I recently watched an animated short film called “The Last Plaque,” which shares the hopeful vision that one day, we’ll live in a post-psoriasis world. At the start of the short, the words “One day there will be a cure for psoriasis” flash across the screen. Throughout the animated short, Earth’s final plaque floats through a city, over parks, restaurants, streets, and shops. “The Last Plaque” was sponsored by Psoriasis Cure Now and was released on Oct. 29, 2021, World Psoriasis Day.
Although the film intends to rally viewers around the charge of finding a cure for psoriasis, I feel like it misses the mark. The imagined universe features individuals removing their coats without stress, stopping in to shop for swimsuits, going to yoga class, and swimming in a rooftop pool. While these things may be tricky for people living with psoriasis, to depict this as the pinnacle of healing somewhat delegitimizes the suffering people with psoriasis actually experience.
I don’t just want to wear a bathing suit without skin plaques.
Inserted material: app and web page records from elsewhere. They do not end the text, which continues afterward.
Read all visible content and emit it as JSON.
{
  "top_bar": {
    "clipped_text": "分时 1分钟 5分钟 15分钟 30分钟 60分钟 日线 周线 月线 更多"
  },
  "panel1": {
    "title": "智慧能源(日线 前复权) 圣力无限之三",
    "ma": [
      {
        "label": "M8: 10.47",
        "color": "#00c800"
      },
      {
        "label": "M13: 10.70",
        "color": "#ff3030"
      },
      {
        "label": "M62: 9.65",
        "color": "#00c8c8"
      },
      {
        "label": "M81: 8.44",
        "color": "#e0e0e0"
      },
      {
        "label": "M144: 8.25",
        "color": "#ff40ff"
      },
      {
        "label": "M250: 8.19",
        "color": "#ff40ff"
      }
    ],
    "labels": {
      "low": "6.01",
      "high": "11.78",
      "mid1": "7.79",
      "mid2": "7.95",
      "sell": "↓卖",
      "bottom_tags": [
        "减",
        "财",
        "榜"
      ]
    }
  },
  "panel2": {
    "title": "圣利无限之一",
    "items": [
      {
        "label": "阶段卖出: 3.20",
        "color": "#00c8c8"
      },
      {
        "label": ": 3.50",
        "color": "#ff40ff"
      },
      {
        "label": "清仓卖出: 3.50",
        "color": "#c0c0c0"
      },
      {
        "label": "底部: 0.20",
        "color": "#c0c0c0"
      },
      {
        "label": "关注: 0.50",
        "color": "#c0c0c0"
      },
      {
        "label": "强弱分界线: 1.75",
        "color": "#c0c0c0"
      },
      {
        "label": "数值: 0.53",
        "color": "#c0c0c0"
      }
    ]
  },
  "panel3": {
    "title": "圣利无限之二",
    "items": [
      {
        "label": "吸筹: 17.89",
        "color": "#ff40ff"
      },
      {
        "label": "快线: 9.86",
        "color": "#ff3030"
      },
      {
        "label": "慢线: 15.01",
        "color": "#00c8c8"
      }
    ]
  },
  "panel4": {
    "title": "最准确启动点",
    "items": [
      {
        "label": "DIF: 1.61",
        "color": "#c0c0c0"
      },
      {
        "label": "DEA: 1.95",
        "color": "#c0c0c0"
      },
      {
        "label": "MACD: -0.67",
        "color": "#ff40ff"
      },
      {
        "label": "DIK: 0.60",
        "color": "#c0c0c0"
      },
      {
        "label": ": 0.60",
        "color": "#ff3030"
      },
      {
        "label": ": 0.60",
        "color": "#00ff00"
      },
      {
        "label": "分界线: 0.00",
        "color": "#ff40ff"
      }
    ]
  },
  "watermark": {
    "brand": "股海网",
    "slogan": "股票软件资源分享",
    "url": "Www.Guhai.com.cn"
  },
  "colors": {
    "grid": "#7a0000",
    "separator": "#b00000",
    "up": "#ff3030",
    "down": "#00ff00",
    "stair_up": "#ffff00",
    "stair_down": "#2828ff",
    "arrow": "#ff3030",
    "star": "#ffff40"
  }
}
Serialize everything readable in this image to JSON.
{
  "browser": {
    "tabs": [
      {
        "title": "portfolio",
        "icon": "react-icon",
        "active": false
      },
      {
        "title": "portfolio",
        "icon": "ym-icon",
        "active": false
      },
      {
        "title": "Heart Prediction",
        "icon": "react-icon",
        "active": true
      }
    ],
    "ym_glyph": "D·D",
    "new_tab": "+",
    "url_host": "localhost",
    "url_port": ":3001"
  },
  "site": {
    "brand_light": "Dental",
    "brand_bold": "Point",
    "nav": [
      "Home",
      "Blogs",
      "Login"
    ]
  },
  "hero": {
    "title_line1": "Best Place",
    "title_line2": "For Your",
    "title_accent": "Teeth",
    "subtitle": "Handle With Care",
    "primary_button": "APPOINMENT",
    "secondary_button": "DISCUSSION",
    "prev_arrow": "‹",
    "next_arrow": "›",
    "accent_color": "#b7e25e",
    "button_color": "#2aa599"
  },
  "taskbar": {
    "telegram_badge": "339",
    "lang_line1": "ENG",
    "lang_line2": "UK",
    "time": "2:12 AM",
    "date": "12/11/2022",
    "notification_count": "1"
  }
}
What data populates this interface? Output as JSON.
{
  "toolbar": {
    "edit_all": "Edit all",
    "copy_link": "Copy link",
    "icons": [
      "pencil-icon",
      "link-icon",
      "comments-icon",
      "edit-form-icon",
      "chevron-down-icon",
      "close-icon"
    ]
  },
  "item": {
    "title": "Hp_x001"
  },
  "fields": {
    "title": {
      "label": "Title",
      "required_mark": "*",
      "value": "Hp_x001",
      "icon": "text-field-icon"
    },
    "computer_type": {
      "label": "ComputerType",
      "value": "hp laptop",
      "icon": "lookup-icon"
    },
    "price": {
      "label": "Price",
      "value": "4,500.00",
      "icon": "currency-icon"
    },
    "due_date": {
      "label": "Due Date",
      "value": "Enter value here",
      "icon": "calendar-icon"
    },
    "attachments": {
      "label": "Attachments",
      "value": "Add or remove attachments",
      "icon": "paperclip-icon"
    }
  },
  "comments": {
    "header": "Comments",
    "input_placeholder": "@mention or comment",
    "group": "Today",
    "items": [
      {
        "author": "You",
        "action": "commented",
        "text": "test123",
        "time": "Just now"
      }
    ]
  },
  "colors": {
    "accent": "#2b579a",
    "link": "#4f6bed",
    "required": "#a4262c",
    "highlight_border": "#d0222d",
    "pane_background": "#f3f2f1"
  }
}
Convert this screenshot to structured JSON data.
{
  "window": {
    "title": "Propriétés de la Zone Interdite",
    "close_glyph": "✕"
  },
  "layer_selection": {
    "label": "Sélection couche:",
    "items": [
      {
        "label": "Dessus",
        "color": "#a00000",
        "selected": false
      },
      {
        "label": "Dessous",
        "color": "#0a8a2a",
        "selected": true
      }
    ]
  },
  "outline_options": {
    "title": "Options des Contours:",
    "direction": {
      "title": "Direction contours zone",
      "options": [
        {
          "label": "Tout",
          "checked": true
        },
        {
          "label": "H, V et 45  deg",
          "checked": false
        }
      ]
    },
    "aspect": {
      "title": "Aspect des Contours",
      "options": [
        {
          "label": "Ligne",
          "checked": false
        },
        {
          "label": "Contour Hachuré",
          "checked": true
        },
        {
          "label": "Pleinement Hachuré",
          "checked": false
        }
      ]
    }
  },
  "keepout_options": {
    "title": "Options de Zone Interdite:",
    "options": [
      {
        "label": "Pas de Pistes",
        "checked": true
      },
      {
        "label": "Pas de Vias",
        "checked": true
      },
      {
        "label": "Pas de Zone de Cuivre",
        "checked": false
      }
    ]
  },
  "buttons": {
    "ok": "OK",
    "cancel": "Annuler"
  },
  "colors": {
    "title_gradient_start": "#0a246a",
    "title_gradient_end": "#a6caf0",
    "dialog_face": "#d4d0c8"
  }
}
What about things like freedom from excruciating pain and reversing devastating hair loss from scalp psoriasis? I want these things too. In this way, the animated film failed to educate about the lived experience of having psoriasis and downplayed the reality to simply an issue of dress.
Part of why this disease goes unrecognized is because of how those of us who experience it choose to hide it sometimes. I do believe that increasing visibility will increase efforts to better treat psoriasis. However, this film — perhaps due to its animated design and perhaps due to it not featuring any actual psoriasis, apart from a discretely floating plaque — fails to share any real information about what psoriasis looks or feels like to its sufferers.
I know the film is trying to imagine a world without psoriasis, but, in doing so, it skips over acknowledging the disease in the first place. I would have rather seen real people with psoriasis baring their skin and sharing their stories. This seems far more motivating than the strangely impersonal avatars flouncing around a fictional universe. I am much more motivated by those who share their journeys on Instagram, for example, showing actual pictures of their skin and day-to-day life experiences.
Indeed, we need to increase awareness and research funding for psoriasis and psoriatic arthritis, but this attempt fell short. Representing the true experience of psoriasis matters. We can do better by elevating real people with psoriasis.
MyPsoriasisTeam columnists discuss psoriasis from a specific point of view. Columnists’ articles don’t reflect the opinions of MyPsoriasisTeam staff, medical experts, partners, advertisers, or sponsors. MyPsoriasisTeam content isn’t intended as a substitute for professional medical advice, diagnosis, or treatment.